Surprising no one, has confirmed that it is joining rival brands in offering an ultra-luxe, SUV-like product in coming years. We say "SUV-like" because Rolls is referring to it as an "everywhere" vehicle—cue collective eye-roll—and claims that it is absolutely not a tit-for-tat answer to the that will debut a couple of weeks from now at the Geneva motor show.
Significantly, the new, "high-bodied" Roller will be built on a fresh, all-aluminum platform that is unique to Rolls-Royce, dispelling rumors that it would be an offshoot of the upcoming . And as with its stablemates, power will come from a fat V-12. Our sources within Rolls-Royce also told us that it would not look like a Ghost station wagon—and that it "will be huge." We expect it to be larger and likely more powerful than the Bentley, and we also wouldn't be surprised to see other Rollers—including the Phantom replacement—to be built on the same bones.
The appearance of this fourth Rolls-Royce product should increase R-R production to record levels, but don't expect it to become as common as a Honda Civic, as our sources assure us that, unlike Ferrari, Rolls-Royce is hellbent on remaining "elusive" (which, apparently, is even better than being "exclusive").
As for the "everywhere" vehicle thing, mincing of words is not entirely baseless in this case, as to describe a vehicle like this as a "sport-utility vehicle" could constitute nothing short of mockery of the word "sport." It's also worth remembering that Rolls-Royce is not new to semantic diversions; only recently did the company start stating horsepower and torque figures for its behemoth engines, previously declaring them only to produce "sufficient" or "adequate" output in both regards.

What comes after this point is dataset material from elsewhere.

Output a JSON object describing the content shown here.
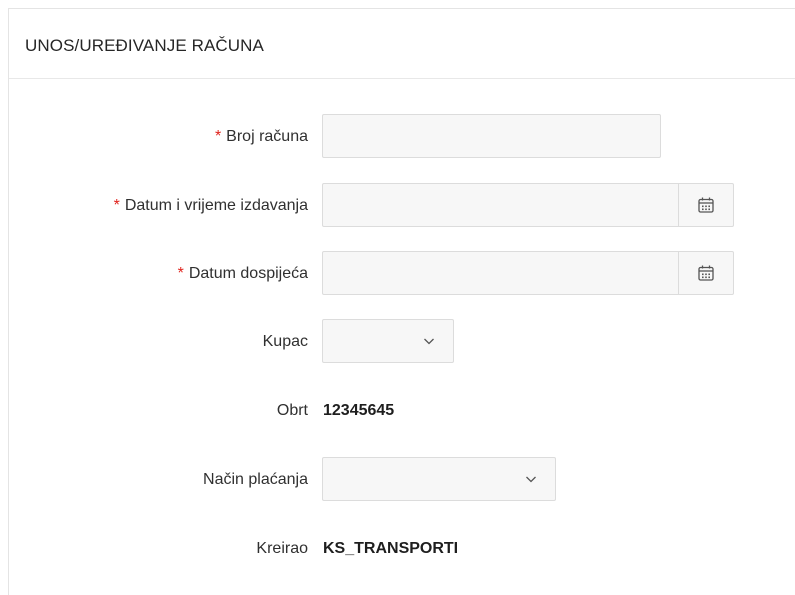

No word on when or whether the new vehicle might be previewed in concept form at an auto show, but watch this space for the inevitable spy shots of development mules—that is, unless they prove just too elusive.